Landscape Connections 2021

After the success of our webinar series Landscape Connections, which started as a way to connect and share the latest landscape ecology news during the first lockdown, we’ve decided to keep running the webinars as quarterly events. On Monday 2nd August at 4pm, our friends at the Woodland Trust will be talking about their recent report, “The State of the UK Woods and Trees.”

What works in conservation?

Research on the value of plants to pollinators has increased in recent years. Credit: Author
What works in conservation is an important question to practitioners and policy makers. For a long time many commonly undertaken conservation interventions are done with very little evidence. This is sometimes the case because "it is the way they have always been done". If you are involved in implementing conservation actions, this article and accompanying links are very much focused at helping you.

Basement developments - An underground problem?

Building down into the basement is seen by many property developments and home owners as a potentially lucrative and sensible option in space deprived areas of London. But is there potential for enviromental damage? Some London Borough's are concerned about tree roots but what about other natural systems buried below-ground? We hear from a Landscape Architect with personal experience......

City frogs: Understanding the value of sustainable drainage

ASDA's SuDS, Inverness, Credit: author
Are SuDS maximising ecosystem benefits in cities? Scottish Natural Heritage, The Highland Council and Salford University hope to answer that question in a long-term research study, the first of its kind in Scotland, to determine if SuDS ponds in Inverness are, in practice, providing these multiple benefits. Marcie Rae, from the Highland Council provides ialeUK with some initial results.

Biodiversity offsetting: better for nature

small pearl bordered fritillary (credit: Author)
Biodiversity offsetting is controversial. People suspect developers of trying to buy their way out of conservation requirements by compensating for biodiversity losses somewhere else. But the framework for offsetting provides several advantages that current wildlife legalisation doesn’t offer, and we desperately need these if we’re to reach our UK target of halting biodiversity loss by 2020. This article provides a consultant ecologists' view on the benefits of the scheme.

‘Beetles in Time and Space’: Beetle community ecology informing landscape conservation and design

Swollen-thighed beetle (Oedemera nobilis)
We know that invertebrates are important indicators of environmental change; however, the current taxonomic scope of landscape research remains fairly small and the response of various taxa to landscape factors is heterogeneous.

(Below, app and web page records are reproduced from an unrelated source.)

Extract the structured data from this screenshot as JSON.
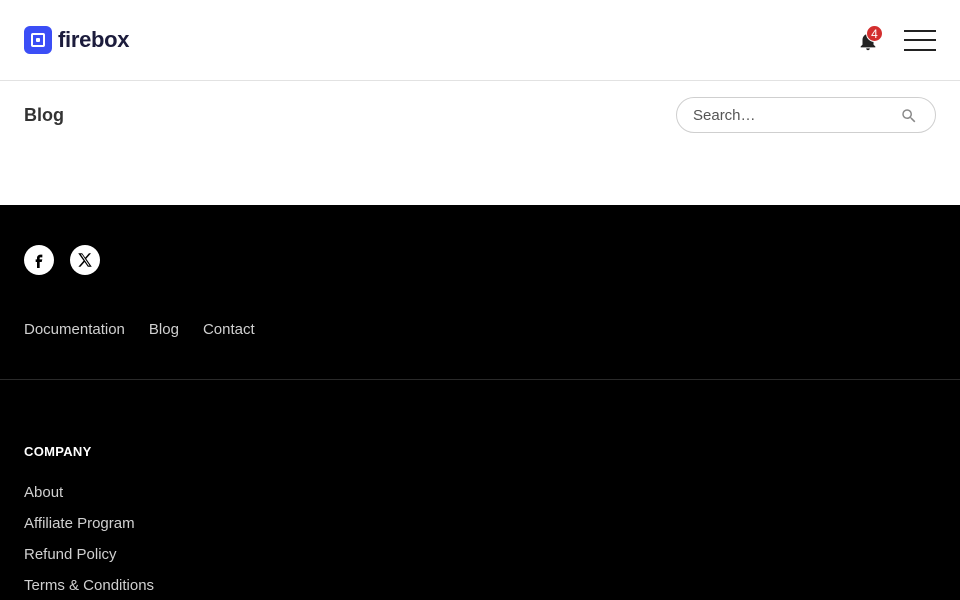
{
  "header": {
    "brand": "firebox",
    "brand_color": "#3b4ef6",
    "notification_count": "4",
    "notification_icon": "bell-icon",
    "menu_icon": "hamburger-menu-icon"
  },
  "main": {
    "title": "Blog",
    "search": {
      "placeholder": "Search…",
      "icon": "search-icon"
    }
  },
  "footer": {
    "social": [
      {
        "name": "facebook",
        "icon": "facebook-icon"
      },
      {
        "name": "x",
        "icon": "x-icon"
      }
    ],
    "nav": [
      "Documentation",
      "Blog",
      "Contact"
    ],
    "company": {
      "heading": "COMPANY",
      "links": [
        "About",
        "Affiliate Program",
        "Refund Policy",
        "Terms & Conditions"
      ]
    }
  }
}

Chris Foster provides an overview of his research to date which aims to provide useful new evidence to inform landscape planning and design for invertebrates.


As summer nears an end we enter the ialeUK conference season – and just a quick look at any conference listings will demonstrate the value of a good quality conference topic to help you stand out from the crowd.


Welcome to the first e-newsletter of ialeUK. We are hoping that this along with our other innovations will make the website much more of a centre for ialeUK activity and idea-sharing.

Greater London’s bat landscape

Noctule bat at a London Bat Group bat box check in South London Credit: Author
It’s surprising how little we know about some basic aspects of bat ecology in towns and cities. For example, how do bats move about the urban landscape? How are different bat species affected by different configurations of grey and green habitat? Bats are thought to be a general indicator for the ‘health’ of the natural environment too. Richard Gowing, from the London Bat Group discusses the lesser known aspects of bat urban ecology.

We all need to be data aware

Adder, South Downs National Park, Credit: author
Across the UK, there is currently a vast amount of wildlife data that is not being shared. A large proportion of this data is been held within the private sector, but what are the barriers preventing its release? This article presents the current situation and calls to action from everyone involved in the industry: from construction professionals, planning authorities to university graduates.